How long was the production process?
For each 90-minute episode the sound editorial schedule is three weeks and the mix is six days (three premix and three final mix) and one day for the M&E.
What special challenges did it present?
There are number of challenges. First and foremost is dialogue clarity. There is a lot of beautifully written and performed scenes which involve information coming at the audience often quick-fire and with other things going on at the same time so it's imperative the dialogue is clear. The editing is key to this as it's amazing how the small clicks and bumps can be the biggest distractions even in a busy scene. Clear dialogue is a key motivator for us. You lose an audience very quickly if they can't hear the words and follow what's going on.
For the sound effects it's finding the right balance of style, density, and level. Too much or too loud at the wrong moment and you're taken out of the drama. We also have to be conscious of becoming too sci-fi especially in the busier, more visually dense sections. The editorial process never stops from day one. When the first sounds are cut through to the final day of mixing we are constantly adding, adjusting, and taking things out to get the best combination of elements to tell the story. Nothing is sacred; if a sound or sequence isn't adding something then it's fixed or taken out. We're very lucky insofar as all the production executives, directors, and editors we've worked with on Sherlock enjoy the process and have a clear idea of when something is right or not. There is also at least two or three sections in each episode where as a sound editor or mixer you can stretch your imagination and technique to their limits.
Another important challenge is to make sure the music is used to best effect. David and Michael's score is such an integral part of Sherlock that we will often adjust and pitch sounds to sit in with the music so the two are working with one another. Editorially there are decisions to be made about whether to use both music and sound effects, music or effects on their own, or neither. It's important to remember the quiet sections can be equally as powerful as the loud ones.
Although sitting in the mixing chair Howard makes a lot of editorial decisions about how much of the edited sound effect elements we provide to use.
The other challenge is time. With each episode being 90 minutes we are basically doing close to a feature film in a month. It's immensely enjoyable but there is plenty to keep us occupied every day.
What was your response when you were presented with the award?

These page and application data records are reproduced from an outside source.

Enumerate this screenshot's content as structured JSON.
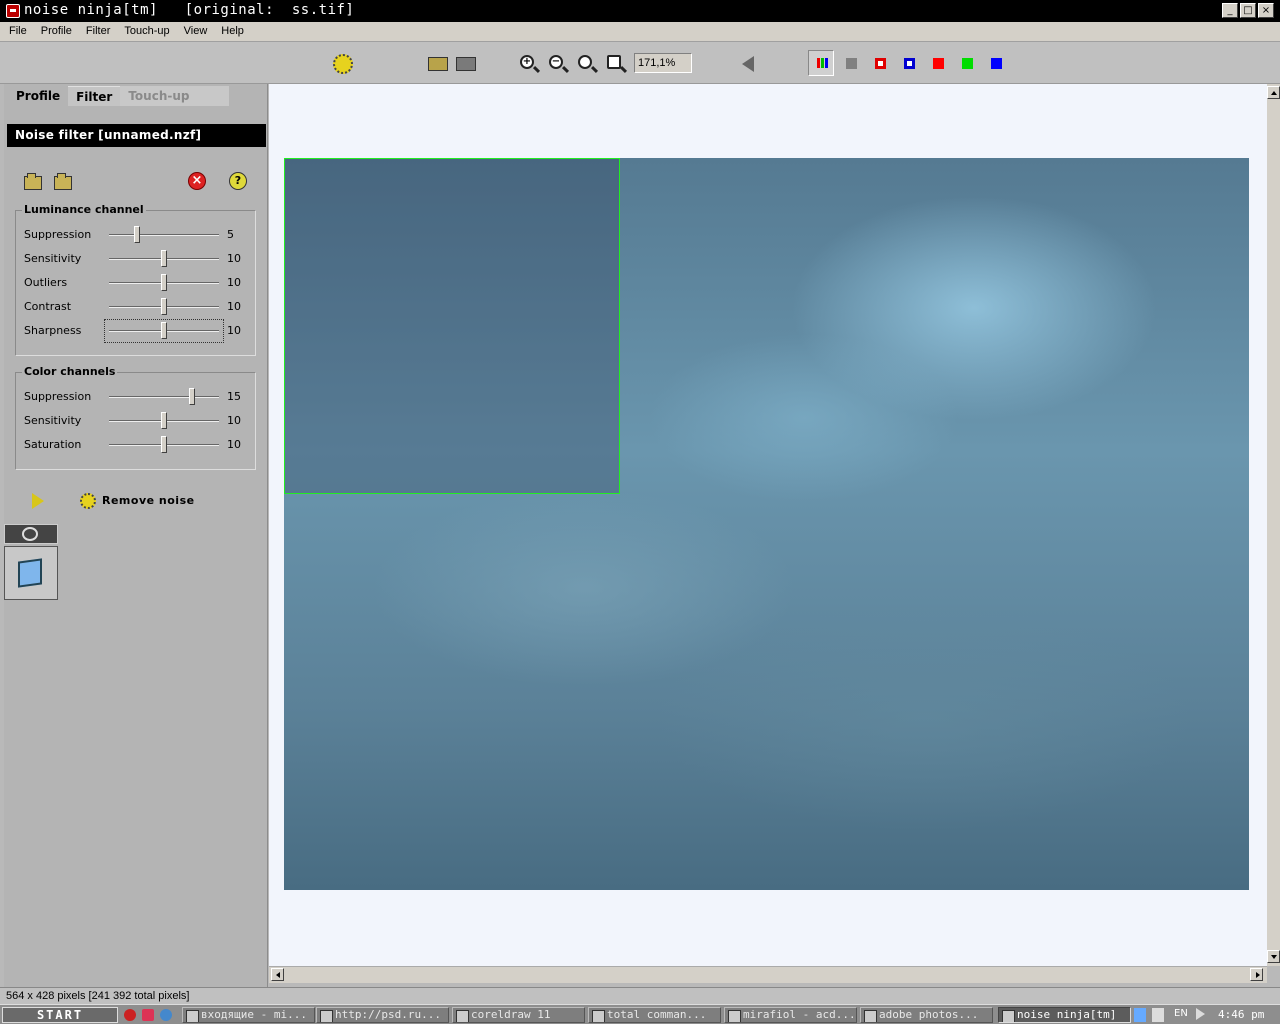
{
  "window": {
    "title": "noise ninja[tm]   [original:  ss.tif]",
    "minimize": "_",
    "maximize": "□",
    "close": "×"
  },
  "menu": [
    "File",
    "Profile",
    "Filter",
    "Touch-up",
    "View",
    "Help"
  ],
  "toolbar": {
    "zoom_value": "171,1%",
    "zoom_in_glyph": "+",
    "zoom_out_glyph": "−",
    "channel_colors": [
      "#808080",
      "#e00000",
      "#0000d0",
      "#ff0000",
      "#00dd00",
      "#0000ff"
    ]
  },
  "panel": {
    "tabs": [
      {
        "label": "Profile",
        "state": "normal"
      },
      {
        "label": "Filter",
        "state": "active"
      },
      {
        "label": "Touch-up",
        "state": "disabled"
      }
    ],
    "title": "Noise filter [unnamed.nzf]",
    "help_glyph": "?",
    "close_glyph": "×",
    "luminance": {
      "legend": "Luminance channel",
      "sliders": [
        {
          "label": "Suppression",
          "value": "5",
          "fraction": 0.25
        },
        {
          "label": "Sensitivity",
          "value": "10",
          "fraction": 0.5
        },
        {
          "label": "Outliers",
          "value": "10",
          "fraction": 0.5
        },
        {
          "label": "Contrast",
          "value": "10",
          "fraction": 0.5
        },
        {
          "label": "Sharpness",
          "value": "10",
          "fraction": 0.5
        }
      ]
    },
    "color": {
      "legend": "Color channels",
      "sliders": [
        {
          "label": "Suppression",
          "value": "15",
          "fraction": 0.75
        },
        {
          "label": "Sensitivity",
          "value": "10",
          "fraction": 0.5
        },
        {
          "label": "Saturation",
          "value": "10",
          "fraction": 0.5
        }
      ]
    },
    "remove_noise_label": "Remove noise"
  },
  "status": {
    "text": "564 x 428 pixels [241 392 total pixels]"
  },
  "taskbar": {
    "start_label": "START",
    "tasks": [
      {
        "label": "входящие - mi...",
        "active": false
      },
      {
        "label": "http://psd.ru...",
        "active": false
      },
      {
        "label": "coreldraw 11",
        "active": false
      },
      {
        "label": "total comman...",
        "active": false
      },
      {
        "label": "mirafiol - acd...",
        "active": false
      },
      {
        "label": "adobe photos...",
        "active": false
      },
      {
        "label": "noise ninja[tm]",
        "active": true
      }
    ],
    "lang": "EN",
    "clock": "4:46 pm"
  }
}
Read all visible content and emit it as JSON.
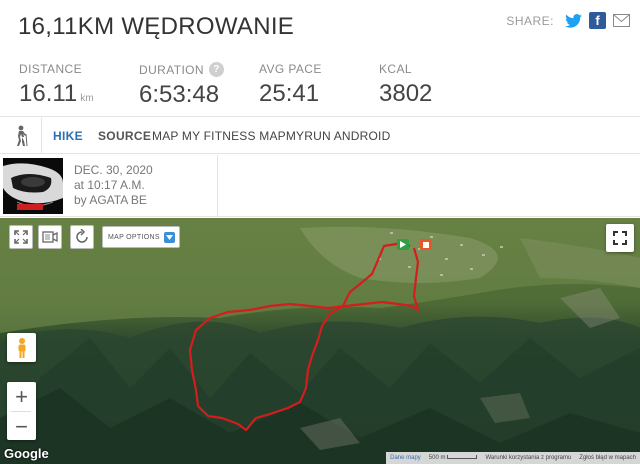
{
  "header": {
    "title": "16,11KM WĘDROWANIE",
    "share_label": "SHARE:",
    "share_icons": [
      "twitter-icon",
      "facebook-icon",
      "email-icon"
    ],
    "facebook_glyph": "f"
  },
  "stats": {
    "distance": {
      "label": "DISTANCE",
      "value": "16.11",
      "unit": "km"
    },
    "duration": {
      "label": "DURATION",
      "value": "6:53:48",
      "help": "?"
    },
    "avg_pace": {
      "label": "AVG PACE",
      "value": "25:41"
    },
    "kcal": {
      "label": "KCAL",
      "value": "3802"
    }
  },
  "activity": {
    "type": "HIKE",
    "source_label": "SOURCE",
    "source_value": "MAP MY FITNESS MAPMYRUN ANDROID"
  },
  "user": {
    "date": "DEC. 30, 2020",
    "time": "at 10:17 A.M.",
    "by": "by AGATA BE"
  },
  "map": {
    "options_label": "MAP OPTIONS",
    "google": "Google",
    "attribution": {
      "data": "Dane mapy",
      "scale": "500 m",
      "terms": "Warunki korzystania z programu",
      "report": "Zgłoś błąd w mapach"
    },
    "zoom_in": "+",
    "zoom_out": "−",
    "route_color": "#d41d1d",
    "start_color": "#2ea043",
    "finish_color": "#e8562a"
  },
  "colors": {
    "accent": "#2b6fb5",
    "twitter": "#1da1f2",
    "facebook": "#2f5b9a"
  }
}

Absolutely blown away, what an honour. We were delighted just to be nominated a second time for both editing and mixing alongside the other shows (Fargo, American Horror Story, Mob City, Klondike, and Bonnie & Clyde). We admire them all and they have crews doing brilliant, inspiring work. But to be voted winner is very special – the extra hours crafting and fine tuning to make your work as good as it can be do get noticed. It's great for Sherlock too. All the production staff, cast, and crew are a wonderful team so it's great to see the show recognised in this way.
Lastly, what are you working on right now?
Currently we are working on Glue, a new eight part drama series produced by Eleven Film for E4, which starts airing soon. Again they are a great crew and a brilliant young cast so it's one to watch out for. We're also doing some foley for Lime Pictures and Paul recently completed the mix for the feature film Set Fire to the Stars, a biopic of Dylan Thomas starring Elijah Wood as John Malcolm Brinnan.
We've also opened our new video department run by Steph Lynch making us a complete one-stop shop for post-production.
Oh – and we have an Ice Bucket Challenge to deal with!
In the meantime the Emmy will take pride of place in the honours cabinet!